Example: Say n=3 dollars, m=2 dollars. For A to win there are n+m-1 trials, which have n+m-1=4 possible sample spaces {HHH},{HHTH},{HTHH},{THHH}

$\displaystyle P(A)=\binom{3+2-1}{3}p_h^3p_t^{3+2-1-3}=\binom{4}{3}p_h^3p_t^{1}$
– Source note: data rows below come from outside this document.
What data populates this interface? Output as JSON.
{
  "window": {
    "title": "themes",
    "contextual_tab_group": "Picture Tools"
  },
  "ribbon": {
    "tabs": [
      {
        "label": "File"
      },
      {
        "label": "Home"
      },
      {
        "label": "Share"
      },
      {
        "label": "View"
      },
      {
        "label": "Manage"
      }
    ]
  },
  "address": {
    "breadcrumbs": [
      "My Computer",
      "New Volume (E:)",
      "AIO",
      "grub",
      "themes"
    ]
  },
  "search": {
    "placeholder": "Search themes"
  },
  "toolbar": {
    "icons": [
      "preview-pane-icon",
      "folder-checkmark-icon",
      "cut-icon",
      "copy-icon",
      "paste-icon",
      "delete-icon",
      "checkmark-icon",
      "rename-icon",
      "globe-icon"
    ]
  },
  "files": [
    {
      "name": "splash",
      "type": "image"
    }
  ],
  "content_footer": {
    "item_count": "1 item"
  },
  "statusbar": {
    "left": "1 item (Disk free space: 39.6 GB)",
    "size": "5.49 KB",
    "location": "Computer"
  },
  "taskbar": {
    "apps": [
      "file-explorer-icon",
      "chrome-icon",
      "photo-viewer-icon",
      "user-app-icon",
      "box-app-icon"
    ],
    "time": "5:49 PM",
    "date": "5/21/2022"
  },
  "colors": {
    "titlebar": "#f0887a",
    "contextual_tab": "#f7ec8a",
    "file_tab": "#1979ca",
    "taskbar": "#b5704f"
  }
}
Note: This is not a fair question because it does not tell us who will go first in the game. There is a big difference as to who will go first because the first to go will have a much better probability of winning. This you can test yourself by considering the expected value of each player. A flaw is found in this question in which it expected the solution to align with binomial distribution, for for which after a string of $\displaystyle n$ number of heads appeared, B would bother to complete the remaining number trials.